With short story collections and anthologies I usually include comments on each story unless it's flash fiction. I didn't think that would work for me with poems, so instead I'm just going to discuss/react to some of the poems that stood out for me. I was expecting "A User Guide to the Application of Gem-Flowers" to be horrific rather than wholesome. I was wrong. "Trans Love Is" was very sweet, as were a few other love poems I didn't explicitly mark out. "Periodicity" and "Flee to Far Shores" were both about leaving bad political situations and migration; I found them quite meaningful.

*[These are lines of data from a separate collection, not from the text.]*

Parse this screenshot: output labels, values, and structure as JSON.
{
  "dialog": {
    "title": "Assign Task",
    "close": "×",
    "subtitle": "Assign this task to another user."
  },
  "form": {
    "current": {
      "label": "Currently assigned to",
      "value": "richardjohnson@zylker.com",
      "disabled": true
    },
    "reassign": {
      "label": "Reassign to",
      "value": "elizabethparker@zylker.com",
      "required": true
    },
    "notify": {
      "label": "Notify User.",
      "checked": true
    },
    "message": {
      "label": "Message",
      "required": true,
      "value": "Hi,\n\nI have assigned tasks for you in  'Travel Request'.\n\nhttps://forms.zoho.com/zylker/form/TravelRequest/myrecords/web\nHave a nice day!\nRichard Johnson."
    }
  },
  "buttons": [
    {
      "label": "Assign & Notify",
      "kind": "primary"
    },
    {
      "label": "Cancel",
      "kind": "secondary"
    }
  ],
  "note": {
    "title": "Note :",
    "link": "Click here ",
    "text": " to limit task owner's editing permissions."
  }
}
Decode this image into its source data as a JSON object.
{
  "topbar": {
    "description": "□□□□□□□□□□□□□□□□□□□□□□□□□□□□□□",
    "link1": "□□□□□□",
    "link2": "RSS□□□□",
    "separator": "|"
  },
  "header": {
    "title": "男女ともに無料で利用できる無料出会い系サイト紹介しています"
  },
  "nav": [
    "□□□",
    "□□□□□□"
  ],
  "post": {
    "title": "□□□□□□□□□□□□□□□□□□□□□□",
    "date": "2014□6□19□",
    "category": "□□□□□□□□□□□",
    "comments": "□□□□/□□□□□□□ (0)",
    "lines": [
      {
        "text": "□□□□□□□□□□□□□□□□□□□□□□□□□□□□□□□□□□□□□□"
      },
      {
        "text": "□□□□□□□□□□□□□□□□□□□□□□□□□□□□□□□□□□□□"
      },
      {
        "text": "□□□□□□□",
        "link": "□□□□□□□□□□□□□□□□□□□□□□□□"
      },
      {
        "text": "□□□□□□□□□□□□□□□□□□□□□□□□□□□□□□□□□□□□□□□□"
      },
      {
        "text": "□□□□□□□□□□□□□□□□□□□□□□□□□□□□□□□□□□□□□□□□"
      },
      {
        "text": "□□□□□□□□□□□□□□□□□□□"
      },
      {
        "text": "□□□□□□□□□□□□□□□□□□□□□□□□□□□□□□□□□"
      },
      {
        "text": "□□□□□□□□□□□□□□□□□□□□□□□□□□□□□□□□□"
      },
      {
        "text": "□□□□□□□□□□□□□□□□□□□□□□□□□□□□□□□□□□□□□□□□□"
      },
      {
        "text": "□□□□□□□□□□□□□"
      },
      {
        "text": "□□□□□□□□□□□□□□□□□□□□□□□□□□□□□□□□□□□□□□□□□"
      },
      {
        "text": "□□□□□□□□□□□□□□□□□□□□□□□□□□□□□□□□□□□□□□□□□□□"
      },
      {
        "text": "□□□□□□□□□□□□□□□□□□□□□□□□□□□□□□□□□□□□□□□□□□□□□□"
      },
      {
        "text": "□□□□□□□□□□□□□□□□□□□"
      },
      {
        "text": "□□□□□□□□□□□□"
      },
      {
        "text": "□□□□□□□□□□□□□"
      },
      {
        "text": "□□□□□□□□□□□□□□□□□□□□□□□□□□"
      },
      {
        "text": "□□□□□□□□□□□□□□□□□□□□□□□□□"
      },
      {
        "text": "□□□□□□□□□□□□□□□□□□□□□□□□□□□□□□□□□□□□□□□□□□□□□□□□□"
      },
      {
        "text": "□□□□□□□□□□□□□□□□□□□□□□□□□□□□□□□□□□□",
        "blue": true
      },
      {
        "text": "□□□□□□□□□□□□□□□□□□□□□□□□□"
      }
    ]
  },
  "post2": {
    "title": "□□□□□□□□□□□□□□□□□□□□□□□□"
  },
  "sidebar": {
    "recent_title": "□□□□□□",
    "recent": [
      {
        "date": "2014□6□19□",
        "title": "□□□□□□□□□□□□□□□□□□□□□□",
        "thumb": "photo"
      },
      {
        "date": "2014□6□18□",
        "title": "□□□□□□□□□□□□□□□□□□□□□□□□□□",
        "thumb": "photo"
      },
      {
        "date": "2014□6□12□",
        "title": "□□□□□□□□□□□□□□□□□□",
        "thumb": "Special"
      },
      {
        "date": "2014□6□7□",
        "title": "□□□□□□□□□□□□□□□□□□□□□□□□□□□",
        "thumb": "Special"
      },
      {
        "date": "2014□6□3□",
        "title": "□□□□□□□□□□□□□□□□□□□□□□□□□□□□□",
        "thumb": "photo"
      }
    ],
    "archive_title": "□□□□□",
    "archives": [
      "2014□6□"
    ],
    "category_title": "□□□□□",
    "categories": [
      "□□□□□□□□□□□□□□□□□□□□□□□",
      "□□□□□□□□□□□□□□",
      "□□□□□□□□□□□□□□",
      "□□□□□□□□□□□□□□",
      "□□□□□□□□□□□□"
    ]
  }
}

I found the sort-of-reveal at the end of "The Third Extension" quite satisfying. "A Hail of Pebbles and Dust" was particularly science fictional, about a tidally locked planet. I liked the way "The Size of a Barleycorn, Encased in Lead" engaged with the idea of time-proof sign-posting (for nuclear waste). "Six Hundred and Thirteen Commandments" told a nice story in several verses spread across time, about completing commandments in different lives.

Finally, I want to mention that I had a review copy of the ebook and there were a few typographical notes in there about how the ebook differs in presentation from the original, intended form. One poem ought to have had two verses printed on opposite sides of a double page spread. Another was originally published in an animated form online and, although there description prefacing it was quite accurate, I didn't fully understand the point until I clicked through to see the original version. It's interesting, given these two examples, that neither the ebook or the paper book can be truely said to be the definitive version of the entire collection. I kind of like the idea of there no being one true version...

If you are a fan of poetry or Takács's writing more generally, then I heartily recommend this collection. I am far from being an expert in speculative poetry, but I enjoyed it a lot and I wouldn't hesitate to recommend it to others who are also interested in reading more speculative poetry (perhaps in between their speculative fiction).

4.5 / 5 stars

First published: May 2019, Aqueduct Press
Series: Not in the usual sense
Format read: eARC
Source: Review copy courtesy of the author